Ghost Music by An Yu is a wistful and thought-provoking book. Song Yan is living an unremarkable, simple life in Beijing as a piano teacher with her husband and mother-in-law, when boxes of mushrooms are suddenly being sent to their apartment every week from an unknown sender. The truths she discovers as a result sets her routine and everything she knows to be reality ablaze. This book urges us to reflect on who we are outside of our family, relationships, and career…outside of ourselves and our routines. I also love the jacket cover art–it’s quite whimsical!
Part queer love story, part subtle horror story, both parts eerie and beautiful. Wives Leah and Miri try to manage when Leah comes back from a failed deep-sea mission that left her stuck on a submarine for five months. Armfield seamlessly creates the sensation of being underwater, that kind of silence that is quiet and loud at the same time. A slow burn until the last 50 pages or so then the quiet gets unbearably loud. If you like swimming, Florence + the Machine, Kristen Arnett, or loving someone or something, read this.
Looking for something truly unsettling? This is the book. I've never read anything quite like it -- but also, reading it felt somehow inevitable, as if I've been haunted by it before.
There's something about islands. In the islands of Popisho everything is brighter, more delicious, and the people are more magical, growing lungs on their hips or crying hummingbirds or instantly knowing what to cook for any person. If you're aching to travel but can't, read this book! I felt immediately at home in this unreal community, learning words I couldn't define but by the end somehow understood.
This is one of the best books I've read in a while. Cordova's writing is straight epic and took me on a journey that I wont forget. If you need some magic in your life right now, pick this up now!
Drawing influences from Silvia Federici and historical accounts from 17th century England, A.K. Blakemore's debut is as stunning in its language as it is terrifying in its subject matter. And while the persecution of strange women is by no means new territory, the internal battle between Rebecca and her youthful desires, as well as her relationship to the accused women around her, make this less a story about the Witchhunter General and more about the women who were sent to the gallows because they dared to live and survive beyond the edges of a patriarchal and puritanical society.
Is the dead-end life of suburbia making an exhausted and frustrated mother believe her canines are sharper and her body is starting to sprout a tail capable of wagging? Or is she actually transforming into a furry beast, desperate to sate her wanderlust by loping into the night of her neighborhood, snapping the necks of small creatures between her jaws filled with the rage of someone once so full of ambition? Either way, it is capable of making you say *WHAT THE HELL* at 1AM because the character is so ravenously unhinged.
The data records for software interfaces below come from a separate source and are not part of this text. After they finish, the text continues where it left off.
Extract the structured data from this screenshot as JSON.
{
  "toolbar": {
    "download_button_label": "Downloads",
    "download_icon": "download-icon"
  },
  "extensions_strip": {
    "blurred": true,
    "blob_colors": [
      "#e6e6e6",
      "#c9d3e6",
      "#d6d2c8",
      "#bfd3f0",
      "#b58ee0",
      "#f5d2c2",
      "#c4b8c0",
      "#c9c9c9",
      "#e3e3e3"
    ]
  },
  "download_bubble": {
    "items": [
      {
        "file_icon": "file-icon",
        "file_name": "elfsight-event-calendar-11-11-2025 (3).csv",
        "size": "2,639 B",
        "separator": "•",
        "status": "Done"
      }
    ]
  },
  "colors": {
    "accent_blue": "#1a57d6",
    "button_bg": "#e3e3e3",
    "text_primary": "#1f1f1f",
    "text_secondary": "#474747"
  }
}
This short story collection was unlike anything I've ever read. I've never seen women and queerness so front and center in this way and Machado does it all with a breezy air of magical realism. From a retold fable with parenthetical asides to reimagined Law & Order plotlines to an inventory of lovers set against a global virus (which may hit close to home, eesh). I hope it sticks with you like it has stuck with me.
I could not put this book down. Marisol's spirit visits her nephew Ramon in modern-day New Jersey and prompts him to unearth painful family history and discover what happened to her after she disappeared during the Cuban Revolution. This story is many things - funny, heart-warming, captivating - and it is one of the few books that can make me laugh and cry while reading the same page.